Trump: “I think easily. I really believe it’s going to be easy. People see the building and they all come back. I think it’s going to be very easy.”

But it wasn’t so easy. Trump would later declare bankruptcy four times in Atlantic City, something he seemed to think only happened to other people’s companies.

Trump in 1996: “You know, it was sad because so many very, very capable people unfortunately were forced into bankruptcies and a lot of other things. And I was able to work out all my difficulties, to a point where now it’s stronger than ever before. And I’m really happy about it. And Atlantic City really helped me, I have to say.”

The media this year have unearthed stories about Trump allegedly ripping off shore-area contractors and leaving a trail of bad business practices.

Hillary Clinton even came to town to trumpet those tales.

“Hundreds of liens have been filed against him by contractors going back decades. They all tell the same story: I worked for him, I did my job, he wouldn’t pay me what he owed me. One person after another after another,” she said.

In his own mind at the time, Trump was not just the city’s biggest booster, but also its savior.

Trump in 1996: “I mean, I employ 15, 16, maybe even 17,000 people. I did a great job in Atlantic City. I’ve been rewarded and they’ve been rewarded. We’ve all been rewarded together. I think a lot of people think if I wasn’t in Atlantic City, it would have folded up. It would have just died.”

“In America, we don’t begrudge people being successful — that’s part of the American dream — but we do if they get rich by destroying other people in the process,” Clinton said.

Trump’s interaction with crowds looked and sounded the same back then.

Democrats, like then-Atlantic City Mayor Jim Whelan, dismissed him then as Democrats do now.

“Well, it’s Donald being Donald,” Whelan said in 1990.

Reporters don’t flirt with him as much today.

1996: “What’s your favorite style of singing?”

“Style of singing? I don’t know. Barry White’s awfully good,” Trump said.

“Kind of romantic, just like you.”

But Trump cared as much back then about his likability.

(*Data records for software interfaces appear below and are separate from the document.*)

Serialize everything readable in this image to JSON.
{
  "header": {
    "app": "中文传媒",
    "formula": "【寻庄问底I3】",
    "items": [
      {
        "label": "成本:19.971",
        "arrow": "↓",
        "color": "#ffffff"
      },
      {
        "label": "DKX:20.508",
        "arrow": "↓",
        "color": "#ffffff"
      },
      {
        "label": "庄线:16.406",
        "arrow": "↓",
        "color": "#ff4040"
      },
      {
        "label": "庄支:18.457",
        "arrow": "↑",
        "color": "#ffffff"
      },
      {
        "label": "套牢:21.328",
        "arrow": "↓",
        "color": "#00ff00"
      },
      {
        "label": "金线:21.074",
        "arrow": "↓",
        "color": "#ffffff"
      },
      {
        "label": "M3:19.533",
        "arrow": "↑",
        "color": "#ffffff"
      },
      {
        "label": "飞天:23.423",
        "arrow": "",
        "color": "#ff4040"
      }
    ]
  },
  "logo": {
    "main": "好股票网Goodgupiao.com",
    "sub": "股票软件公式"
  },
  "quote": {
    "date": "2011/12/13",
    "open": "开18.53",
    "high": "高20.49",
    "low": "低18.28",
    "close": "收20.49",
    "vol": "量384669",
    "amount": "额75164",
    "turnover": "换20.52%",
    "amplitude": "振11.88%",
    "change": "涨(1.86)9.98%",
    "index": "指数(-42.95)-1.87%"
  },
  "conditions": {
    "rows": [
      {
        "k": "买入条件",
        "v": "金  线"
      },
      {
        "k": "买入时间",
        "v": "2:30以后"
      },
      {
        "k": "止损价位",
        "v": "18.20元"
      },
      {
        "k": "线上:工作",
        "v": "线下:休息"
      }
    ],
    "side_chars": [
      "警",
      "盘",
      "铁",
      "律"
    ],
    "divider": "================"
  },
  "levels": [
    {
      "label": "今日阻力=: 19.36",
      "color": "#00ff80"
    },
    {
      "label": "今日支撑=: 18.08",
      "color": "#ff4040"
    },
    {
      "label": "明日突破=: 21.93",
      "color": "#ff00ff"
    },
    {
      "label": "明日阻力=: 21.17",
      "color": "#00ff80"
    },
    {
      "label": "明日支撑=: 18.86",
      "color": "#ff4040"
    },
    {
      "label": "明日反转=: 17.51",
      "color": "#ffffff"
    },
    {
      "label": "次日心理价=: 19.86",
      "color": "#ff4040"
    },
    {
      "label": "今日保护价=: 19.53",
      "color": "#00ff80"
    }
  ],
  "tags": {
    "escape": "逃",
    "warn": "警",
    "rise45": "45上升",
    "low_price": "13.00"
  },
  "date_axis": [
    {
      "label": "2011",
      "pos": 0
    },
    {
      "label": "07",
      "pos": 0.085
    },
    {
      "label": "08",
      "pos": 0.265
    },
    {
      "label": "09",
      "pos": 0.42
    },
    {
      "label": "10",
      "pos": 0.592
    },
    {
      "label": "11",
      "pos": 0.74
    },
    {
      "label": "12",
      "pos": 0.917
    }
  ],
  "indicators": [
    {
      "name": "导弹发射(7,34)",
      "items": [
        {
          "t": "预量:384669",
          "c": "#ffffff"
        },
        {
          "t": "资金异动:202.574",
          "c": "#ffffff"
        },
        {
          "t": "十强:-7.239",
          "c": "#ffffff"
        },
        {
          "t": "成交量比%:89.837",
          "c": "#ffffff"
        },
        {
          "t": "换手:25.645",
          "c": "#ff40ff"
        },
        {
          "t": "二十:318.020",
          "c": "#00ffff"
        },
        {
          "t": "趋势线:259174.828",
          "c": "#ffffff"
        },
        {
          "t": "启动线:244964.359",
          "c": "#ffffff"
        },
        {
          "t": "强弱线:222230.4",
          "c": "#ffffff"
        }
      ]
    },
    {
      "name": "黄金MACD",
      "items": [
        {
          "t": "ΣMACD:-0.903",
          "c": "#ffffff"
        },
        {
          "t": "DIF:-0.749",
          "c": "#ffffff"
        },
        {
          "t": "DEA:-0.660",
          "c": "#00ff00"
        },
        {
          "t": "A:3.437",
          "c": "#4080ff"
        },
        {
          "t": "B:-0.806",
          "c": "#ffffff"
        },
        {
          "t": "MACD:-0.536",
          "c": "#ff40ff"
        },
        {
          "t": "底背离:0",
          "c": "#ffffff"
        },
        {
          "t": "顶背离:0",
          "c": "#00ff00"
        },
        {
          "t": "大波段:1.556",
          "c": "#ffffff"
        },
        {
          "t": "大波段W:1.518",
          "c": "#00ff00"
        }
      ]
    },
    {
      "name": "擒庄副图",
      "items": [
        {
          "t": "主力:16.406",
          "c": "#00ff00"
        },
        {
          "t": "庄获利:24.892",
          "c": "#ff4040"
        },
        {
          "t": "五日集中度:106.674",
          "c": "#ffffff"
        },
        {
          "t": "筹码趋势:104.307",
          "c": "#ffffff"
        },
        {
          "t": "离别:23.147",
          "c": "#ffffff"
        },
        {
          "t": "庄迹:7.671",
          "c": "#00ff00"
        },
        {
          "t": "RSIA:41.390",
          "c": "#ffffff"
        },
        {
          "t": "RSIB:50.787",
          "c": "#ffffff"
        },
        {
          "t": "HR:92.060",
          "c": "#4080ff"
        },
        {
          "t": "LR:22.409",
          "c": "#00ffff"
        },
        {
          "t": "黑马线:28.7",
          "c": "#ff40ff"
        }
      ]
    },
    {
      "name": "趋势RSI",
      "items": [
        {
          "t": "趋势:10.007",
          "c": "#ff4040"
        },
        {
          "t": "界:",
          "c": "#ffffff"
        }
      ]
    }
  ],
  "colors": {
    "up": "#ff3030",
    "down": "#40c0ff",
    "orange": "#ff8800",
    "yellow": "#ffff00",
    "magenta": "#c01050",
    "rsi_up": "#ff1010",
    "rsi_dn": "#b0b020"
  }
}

Trump in 1996: “People that know me, like me. The people that don’t like me are people that don’t know me.”

Current Trump: “Latinos love Trump and I love them.”

“The African-Americans love me.”

“When people get to know me, they get to like me.”

“They’re going to like me better than they like Obama.”

Trump was 49 back then. He is 70 today. People’s opinions may evolve at that stage, but people themselves apparently don’t change that much.